Intel Corporation today reported first-quarter revenue of $12.6 billion, operating income of $2.5 billion, net income of $2.0 billion and EPS of $0.40. The company generated approximately $4.3 billion in cash from operations, paid dividends of $1.1 billion, and used $533 million to repurchase 25 million shares of stock.
"Amidst market softness, Intel performed well in the first quarter and I'm excited about what lies ahead for the company," said Paul Otellini, Intel president and CEO. "We shipped our next generation PC microprocessors, introduced a new family of products for micro-servers and will ship our new tablet and smartphone microprocessors this quarter. We are working with our customers to introduce innovative new products across multiple operating systems. The transition to 14nm technology this year will significantly increase the value provided by Intel architecture and process technology for our customers and in the marketplace."
Q1 Key Financial Information and Business Unit Trends
Intel plans to report its earnings for the second quarter of 2013 on July 17, 2013
- PC Client Group revenue of $8.0 billion, down 6.6 percent sequentially and down 6.0 percent year-over-year.
- Data Center Group revenue of $2.6 billion, down 6.9 percent sequentially and up 7.5 percent year-over-year.
- Other Intel® Architecture Group revenue of $1.0 billion, down 3.9 percent sequentially and down 9.0 percent year-over-year.

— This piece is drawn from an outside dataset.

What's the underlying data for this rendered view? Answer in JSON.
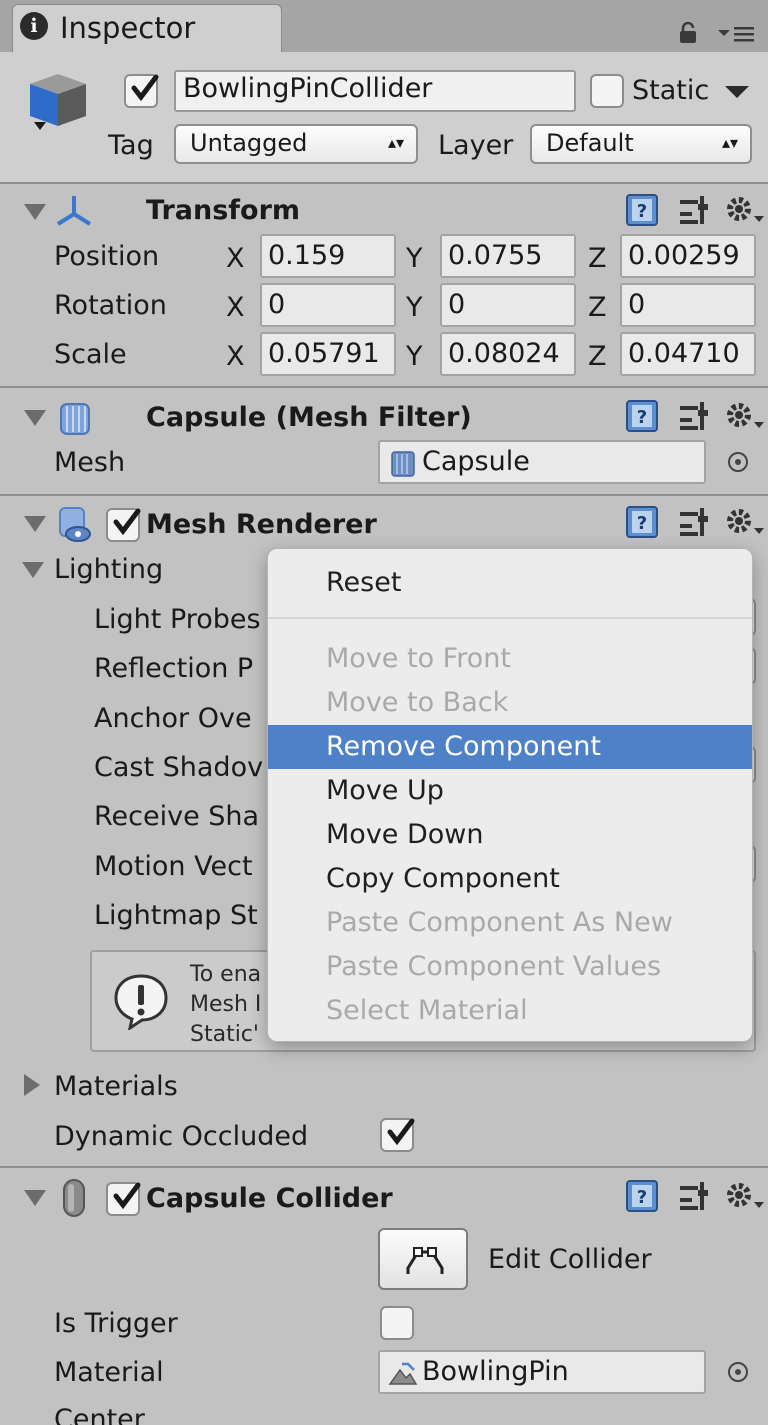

- Gross margin of 56 percent, down 2 percentage points sequentially and down 8 percentage points year-over-year.
- R&D plus MG&A spending of $4.5 billion, in line with the company's expectation of approximately $4.6 billion.
- Tax rate of 16 percent.
Because, you know, PC market is going to hell. Ok, the numbers confirm that PC is indeed going to hell, but it is doing so at a far more relaxed pace than cross-eyed doomsayers are predicting and crazed foaming mobile fanatics would like it to. Instead, I'd say it has entered a stagnation - an average PC has become so powerful that an upgrade cannot be justified. If it doesn't run the latest games - probably the only thing that can't run very well these days - a graphics card upgrade is in order - nothing else. For now, Intel is still happily building some more olympic class swimming pools and filling them with monies, thanks to those who do upgrade either from very old tech or upgrade regardless of usefulness, perhaps just to be on top all the time - a very valid reason for certain folks. It is said that Intel's biggest blunder (and what will lead to its ultimate demise, perhaps together with Microsoft, har har) is not attending to the rapidly emerging mobile market (woe the stupid buzzwords) in force or doing it all too late (just now with the new Bay Trail Atom, and also Haswell and its upcoming die-shrink Broadwell - architecture, designed to be very scalable, very ubercool etc. yada-yada. My answer to that - keep slowing the software down! It used to be so much fun, but it seems that with the advent of SSDs we need some serious help and expertise with that.
What it means for consumers and business that aren't data centers? We all pay the infamous "Intel tax" for a while now, and it will only increase in time, if things keep going the way they are. The only other serious x86 chipbaker, AMD is, very unfortunately, posting a loss after loss, despite that their top tier products, arguably, outperform or at least match Intel's counterparts, while being significantly cheaper (long term matters to me - said no one ever). Equally unfortunately is that AMD is highly unlikely to recover unless wonders happen, because costs of R&D of borderline nanotechnology are only going to increase.